After 9 consecutive increases, mining difficulty has finally decreased. Let’s see why and how this latest change affects miners.Bitcoin’s mining difficulty adjustment in numbers
The latest difficulty change occurred at block height 711,648, mined on Sunday, November 28. The hashrate at the time of the adjustment was 159.81 EH/s — 1.44% lower than the 162.15 EH/s from the previous difficulty change.
After the adjustment, difficulty fell 1.49% from 22.67T to 22.34 and stopped a 9-epoch long growing streak since July.Bitcoin mining difficulty (Source: Coin Metrics). Why has difficulty dropped?
The Bitcoin protocol automatically adjusts difficulty according to the total hashrate mining on the network every 2,016 blocks — or 2 weeks approximately. Thus, this latest decrease means that there are fewer miners now than there were two weeks ago.
Why have some miners disconnected? Although it’s impossible to tell for sure, we can estimate it is due to a couple of reasons.
The first and most likely one is price action. BTC experienced a 10% dip that led it from $59K to $53K — a new monthly low.
Price is one of the most decisive factors of Bitcoin miners’ profitability. Miners saw their revenue drop 8.88%.
For many miners — especially those who don’t have access to low electricity prices — , that kind of move means mining is no longer profitable. Mining at a loss, these miners had to turn off their machines, leading to the drop in hashrate.Bitcoin price and miners’ revenue in USD comparison (Source: Coin Metrics).
Secondly, there’s a technical reason. Last week, there were reports that many mining pools were undergoing connectivity issues, causing disruption and disconnection to miners.

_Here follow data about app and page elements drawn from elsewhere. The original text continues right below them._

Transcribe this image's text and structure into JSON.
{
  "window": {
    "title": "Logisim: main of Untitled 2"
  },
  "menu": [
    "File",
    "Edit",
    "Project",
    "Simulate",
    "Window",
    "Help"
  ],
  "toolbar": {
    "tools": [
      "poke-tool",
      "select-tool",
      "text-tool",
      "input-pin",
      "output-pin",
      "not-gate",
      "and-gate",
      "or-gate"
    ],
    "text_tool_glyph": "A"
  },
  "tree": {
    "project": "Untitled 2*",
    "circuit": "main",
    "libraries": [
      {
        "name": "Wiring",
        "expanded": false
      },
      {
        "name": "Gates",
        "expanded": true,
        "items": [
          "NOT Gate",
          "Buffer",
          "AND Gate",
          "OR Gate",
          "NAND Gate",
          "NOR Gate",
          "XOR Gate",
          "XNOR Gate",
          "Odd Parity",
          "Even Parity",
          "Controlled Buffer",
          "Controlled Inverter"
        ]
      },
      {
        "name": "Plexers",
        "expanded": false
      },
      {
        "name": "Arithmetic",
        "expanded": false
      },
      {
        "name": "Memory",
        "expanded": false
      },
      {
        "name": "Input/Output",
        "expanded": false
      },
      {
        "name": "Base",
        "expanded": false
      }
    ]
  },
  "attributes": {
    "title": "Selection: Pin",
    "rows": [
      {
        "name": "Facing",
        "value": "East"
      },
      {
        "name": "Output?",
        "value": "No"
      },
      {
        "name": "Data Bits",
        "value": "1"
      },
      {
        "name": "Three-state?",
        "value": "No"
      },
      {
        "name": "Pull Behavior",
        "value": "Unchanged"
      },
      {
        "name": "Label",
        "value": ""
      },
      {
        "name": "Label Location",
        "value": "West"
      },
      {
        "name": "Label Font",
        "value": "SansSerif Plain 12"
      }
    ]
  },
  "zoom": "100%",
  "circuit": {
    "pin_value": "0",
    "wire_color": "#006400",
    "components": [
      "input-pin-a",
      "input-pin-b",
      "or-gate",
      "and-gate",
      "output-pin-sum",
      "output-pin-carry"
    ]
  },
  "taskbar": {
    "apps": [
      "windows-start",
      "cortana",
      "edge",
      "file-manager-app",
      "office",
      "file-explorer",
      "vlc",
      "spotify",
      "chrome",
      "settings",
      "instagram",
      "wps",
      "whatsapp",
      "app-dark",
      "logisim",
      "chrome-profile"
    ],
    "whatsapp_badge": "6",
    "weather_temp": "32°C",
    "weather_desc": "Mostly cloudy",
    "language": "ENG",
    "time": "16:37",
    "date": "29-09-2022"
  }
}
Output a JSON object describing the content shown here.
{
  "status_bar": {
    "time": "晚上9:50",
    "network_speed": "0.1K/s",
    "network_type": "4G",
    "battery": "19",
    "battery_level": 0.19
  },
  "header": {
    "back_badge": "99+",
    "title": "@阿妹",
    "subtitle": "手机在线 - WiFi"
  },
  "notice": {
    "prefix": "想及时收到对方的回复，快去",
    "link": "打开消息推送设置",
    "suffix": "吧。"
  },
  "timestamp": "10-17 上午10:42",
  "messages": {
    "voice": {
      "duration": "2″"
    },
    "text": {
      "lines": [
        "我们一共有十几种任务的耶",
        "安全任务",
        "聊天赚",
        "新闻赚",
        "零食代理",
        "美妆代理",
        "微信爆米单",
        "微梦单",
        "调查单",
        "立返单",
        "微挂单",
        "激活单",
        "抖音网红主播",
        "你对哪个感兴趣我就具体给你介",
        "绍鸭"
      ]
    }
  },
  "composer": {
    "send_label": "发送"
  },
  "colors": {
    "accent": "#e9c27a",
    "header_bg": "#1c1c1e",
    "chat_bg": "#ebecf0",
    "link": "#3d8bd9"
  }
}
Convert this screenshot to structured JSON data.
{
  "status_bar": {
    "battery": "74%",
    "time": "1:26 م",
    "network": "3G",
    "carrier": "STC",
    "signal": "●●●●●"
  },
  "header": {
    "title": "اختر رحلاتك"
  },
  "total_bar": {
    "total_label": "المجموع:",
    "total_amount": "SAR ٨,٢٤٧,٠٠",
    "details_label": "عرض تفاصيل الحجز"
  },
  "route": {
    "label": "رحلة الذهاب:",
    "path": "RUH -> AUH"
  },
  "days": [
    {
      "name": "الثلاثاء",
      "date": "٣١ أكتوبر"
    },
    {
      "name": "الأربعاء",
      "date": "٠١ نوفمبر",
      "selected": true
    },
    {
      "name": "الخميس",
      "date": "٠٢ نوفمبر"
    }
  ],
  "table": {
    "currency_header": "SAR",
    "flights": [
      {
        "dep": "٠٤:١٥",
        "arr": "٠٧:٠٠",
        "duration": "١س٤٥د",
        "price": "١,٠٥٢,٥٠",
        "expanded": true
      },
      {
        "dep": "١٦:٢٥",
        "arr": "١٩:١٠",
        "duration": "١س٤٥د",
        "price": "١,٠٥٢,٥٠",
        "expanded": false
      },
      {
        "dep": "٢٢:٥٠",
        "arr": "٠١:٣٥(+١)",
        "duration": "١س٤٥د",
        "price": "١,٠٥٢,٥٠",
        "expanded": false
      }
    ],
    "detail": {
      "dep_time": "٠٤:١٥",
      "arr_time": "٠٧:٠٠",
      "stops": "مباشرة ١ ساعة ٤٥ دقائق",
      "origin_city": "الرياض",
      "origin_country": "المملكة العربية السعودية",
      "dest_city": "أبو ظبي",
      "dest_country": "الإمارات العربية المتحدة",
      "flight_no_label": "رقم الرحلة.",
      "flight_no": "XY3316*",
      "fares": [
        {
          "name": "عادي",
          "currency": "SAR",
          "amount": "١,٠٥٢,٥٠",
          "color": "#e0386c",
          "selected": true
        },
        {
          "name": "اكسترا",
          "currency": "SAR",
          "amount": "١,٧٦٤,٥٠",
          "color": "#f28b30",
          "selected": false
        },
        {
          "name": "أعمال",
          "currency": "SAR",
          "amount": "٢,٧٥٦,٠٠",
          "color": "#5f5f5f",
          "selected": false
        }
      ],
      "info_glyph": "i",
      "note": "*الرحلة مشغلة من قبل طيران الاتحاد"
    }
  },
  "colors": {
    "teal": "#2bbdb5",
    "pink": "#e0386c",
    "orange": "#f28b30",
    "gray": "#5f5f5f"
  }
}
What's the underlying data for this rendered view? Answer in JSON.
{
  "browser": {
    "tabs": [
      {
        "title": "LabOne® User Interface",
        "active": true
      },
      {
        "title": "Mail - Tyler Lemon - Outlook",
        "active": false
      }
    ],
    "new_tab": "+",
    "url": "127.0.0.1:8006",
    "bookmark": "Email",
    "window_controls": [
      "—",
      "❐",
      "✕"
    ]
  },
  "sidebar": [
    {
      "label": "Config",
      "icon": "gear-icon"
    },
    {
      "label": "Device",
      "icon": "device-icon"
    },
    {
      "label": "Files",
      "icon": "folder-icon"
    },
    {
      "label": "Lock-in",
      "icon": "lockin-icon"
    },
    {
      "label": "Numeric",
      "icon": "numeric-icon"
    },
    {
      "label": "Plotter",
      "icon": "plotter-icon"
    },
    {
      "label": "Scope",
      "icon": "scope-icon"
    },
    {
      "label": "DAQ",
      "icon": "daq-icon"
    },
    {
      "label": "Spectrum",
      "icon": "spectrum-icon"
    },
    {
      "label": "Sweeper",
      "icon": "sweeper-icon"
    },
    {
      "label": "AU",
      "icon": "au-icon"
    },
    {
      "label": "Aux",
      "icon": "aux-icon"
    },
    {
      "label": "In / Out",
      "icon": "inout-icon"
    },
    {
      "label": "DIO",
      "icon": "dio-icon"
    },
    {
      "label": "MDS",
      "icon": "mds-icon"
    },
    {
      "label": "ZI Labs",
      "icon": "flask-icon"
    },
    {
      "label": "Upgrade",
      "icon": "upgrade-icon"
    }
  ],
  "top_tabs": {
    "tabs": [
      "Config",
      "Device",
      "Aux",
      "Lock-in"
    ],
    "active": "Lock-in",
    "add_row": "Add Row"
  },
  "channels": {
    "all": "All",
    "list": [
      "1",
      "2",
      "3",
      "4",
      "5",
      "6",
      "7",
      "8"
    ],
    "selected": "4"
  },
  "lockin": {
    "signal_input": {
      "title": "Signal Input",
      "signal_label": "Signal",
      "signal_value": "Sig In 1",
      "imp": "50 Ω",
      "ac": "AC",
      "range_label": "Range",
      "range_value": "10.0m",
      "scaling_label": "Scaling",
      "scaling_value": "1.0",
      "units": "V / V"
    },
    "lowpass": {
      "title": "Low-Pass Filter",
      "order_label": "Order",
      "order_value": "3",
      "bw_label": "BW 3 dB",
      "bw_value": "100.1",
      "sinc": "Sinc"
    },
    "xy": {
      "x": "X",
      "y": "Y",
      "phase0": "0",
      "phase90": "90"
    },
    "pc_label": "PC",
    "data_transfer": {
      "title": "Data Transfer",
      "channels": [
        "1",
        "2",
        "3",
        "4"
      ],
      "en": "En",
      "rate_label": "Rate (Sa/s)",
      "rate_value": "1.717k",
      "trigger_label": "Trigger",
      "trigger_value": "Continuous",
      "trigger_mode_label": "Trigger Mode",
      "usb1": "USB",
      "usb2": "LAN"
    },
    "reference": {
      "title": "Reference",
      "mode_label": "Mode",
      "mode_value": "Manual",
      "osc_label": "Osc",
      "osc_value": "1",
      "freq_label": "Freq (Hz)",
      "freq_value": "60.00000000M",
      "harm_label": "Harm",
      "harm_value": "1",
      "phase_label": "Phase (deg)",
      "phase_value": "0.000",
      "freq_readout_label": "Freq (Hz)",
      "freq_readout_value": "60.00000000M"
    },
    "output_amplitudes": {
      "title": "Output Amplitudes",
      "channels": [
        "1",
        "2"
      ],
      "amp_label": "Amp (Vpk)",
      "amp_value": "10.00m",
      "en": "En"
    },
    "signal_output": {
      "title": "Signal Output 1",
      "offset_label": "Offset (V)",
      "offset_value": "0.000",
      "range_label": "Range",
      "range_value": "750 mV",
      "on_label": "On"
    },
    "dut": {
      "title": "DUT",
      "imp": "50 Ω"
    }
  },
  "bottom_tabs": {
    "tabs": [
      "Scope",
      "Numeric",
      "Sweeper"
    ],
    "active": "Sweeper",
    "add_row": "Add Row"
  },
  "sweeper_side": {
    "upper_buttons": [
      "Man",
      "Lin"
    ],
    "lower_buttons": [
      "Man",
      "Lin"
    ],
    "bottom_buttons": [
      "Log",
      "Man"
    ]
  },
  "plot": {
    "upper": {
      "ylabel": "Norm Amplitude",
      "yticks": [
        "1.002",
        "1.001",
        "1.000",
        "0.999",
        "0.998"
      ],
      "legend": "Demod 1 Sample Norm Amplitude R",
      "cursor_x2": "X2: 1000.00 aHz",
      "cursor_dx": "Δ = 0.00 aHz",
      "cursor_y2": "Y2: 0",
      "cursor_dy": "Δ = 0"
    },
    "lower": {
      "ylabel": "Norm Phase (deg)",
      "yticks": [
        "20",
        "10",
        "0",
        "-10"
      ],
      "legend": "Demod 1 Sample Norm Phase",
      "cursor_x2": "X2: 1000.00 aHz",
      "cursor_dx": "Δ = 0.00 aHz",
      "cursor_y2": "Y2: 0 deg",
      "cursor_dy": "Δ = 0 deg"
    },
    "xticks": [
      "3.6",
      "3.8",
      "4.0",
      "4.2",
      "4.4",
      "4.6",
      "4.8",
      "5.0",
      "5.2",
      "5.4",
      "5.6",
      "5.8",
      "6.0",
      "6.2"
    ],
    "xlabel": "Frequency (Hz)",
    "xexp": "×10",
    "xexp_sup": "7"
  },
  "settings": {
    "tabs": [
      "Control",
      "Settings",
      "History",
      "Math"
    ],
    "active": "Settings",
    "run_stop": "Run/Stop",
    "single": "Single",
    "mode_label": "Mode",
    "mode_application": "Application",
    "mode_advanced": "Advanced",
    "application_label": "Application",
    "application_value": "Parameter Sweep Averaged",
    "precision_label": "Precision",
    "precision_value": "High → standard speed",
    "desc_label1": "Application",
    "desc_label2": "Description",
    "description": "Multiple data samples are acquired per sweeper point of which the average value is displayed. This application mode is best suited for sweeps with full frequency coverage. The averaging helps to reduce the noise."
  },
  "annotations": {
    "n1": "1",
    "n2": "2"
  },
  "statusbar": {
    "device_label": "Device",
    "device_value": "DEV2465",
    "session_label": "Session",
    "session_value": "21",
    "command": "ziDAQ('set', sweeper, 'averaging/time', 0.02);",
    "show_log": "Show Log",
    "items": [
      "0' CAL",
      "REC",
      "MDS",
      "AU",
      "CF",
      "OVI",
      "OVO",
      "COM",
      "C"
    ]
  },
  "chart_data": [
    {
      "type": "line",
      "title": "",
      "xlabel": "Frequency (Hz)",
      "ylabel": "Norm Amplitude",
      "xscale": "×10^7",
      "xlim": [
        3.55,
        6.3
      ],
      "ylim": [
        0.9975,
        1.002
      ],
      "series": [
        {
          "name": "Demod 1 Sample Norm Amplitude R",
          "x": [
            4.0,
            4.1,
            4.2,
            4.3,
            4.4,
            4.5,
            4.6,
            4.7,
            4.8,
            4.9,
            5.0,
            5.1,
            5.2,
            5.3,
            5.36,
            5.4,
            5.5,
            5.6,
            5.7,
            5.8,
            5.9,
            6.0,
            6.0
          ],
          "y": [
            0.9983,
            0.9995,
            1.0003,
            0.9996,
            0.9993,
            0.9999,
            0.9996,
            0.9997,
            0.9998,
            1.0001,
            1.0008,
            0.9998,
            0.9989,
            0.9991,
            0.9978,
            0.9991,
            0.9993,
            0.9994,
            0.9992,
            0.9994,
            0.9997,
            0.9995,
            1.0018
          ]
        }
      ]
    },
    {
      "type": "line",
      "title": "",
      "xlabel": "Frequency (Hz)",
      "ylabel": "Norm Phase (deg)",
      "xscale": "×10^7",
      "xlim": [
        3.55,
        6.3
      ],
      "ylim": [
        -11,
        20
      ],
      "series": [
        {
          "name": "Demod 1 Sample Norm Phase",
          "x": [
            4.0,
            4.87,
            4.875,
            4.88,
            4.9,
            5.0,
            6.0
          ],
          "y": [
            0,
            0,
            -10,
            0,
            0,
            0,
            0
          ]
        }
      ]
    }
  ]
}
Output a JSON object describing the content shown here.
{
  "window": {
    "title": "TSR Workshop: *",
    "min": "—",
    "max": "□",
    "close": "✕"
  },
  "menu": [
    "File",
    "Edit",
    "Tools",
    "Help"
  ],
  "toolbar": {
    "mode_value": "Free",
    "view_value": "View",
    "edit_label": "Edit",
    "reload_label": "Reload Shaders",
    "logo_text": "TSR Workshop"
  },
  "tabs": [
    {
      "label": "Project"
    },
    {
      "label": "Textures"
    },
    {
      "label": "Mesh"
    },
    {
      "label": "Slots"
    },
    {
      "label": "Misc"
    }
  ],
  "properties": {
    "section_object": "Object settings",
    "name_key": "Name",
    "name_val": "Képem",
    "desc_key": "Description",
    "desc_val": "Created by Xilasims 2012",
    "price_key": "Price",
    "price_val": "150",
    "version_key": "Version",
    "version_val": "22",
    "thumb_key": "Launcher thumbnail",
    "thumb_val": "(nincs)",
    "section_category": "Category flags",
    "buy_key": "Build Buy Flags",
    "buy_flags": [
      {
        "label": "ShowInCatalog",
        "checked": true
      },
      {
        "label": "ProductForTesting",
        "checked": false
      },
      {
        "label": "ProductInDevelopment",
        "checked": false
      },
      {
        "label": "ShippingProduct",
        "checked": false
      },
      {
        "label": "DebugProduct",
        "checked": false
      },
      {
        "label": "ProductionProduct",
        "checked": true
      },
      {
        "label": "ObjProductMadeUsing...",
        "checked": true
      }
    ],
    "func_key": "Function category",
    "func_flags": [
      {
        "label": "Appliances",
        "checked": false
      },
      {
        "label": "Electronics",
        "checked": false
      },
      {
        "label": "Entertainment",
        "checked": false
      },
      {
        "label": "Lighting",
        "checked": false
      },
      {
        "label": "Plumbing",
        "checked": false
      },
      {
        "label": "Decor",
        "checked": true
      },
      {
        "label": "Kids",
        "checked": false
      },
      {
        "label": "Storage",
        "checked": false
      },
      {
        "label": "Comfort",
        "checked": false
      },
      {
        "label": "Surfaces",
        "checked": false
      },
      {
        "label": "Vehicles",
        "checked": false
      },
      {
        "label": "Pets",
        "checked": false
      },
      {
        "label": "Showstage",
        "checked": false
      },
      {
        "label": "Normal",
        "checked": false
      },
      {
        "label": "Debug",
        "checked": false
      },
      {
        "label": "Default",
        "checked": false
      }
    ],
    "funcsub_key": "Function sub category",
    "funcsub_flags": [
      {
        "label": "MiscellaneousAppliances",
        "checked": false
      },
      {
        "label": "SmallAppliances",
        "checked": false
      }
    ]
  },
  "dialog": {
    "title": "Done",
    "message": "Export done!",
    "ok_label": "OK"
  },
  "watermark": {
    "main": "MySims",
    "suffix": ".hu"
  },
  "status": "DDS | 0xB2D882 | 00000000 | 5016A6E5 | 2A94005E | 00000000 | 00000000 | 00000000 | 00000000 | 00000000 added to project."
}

According to CoinDesk, these issues were related to DNS “poisoning” and most likely due to the Chinese government interference on these pools’ operations, pr...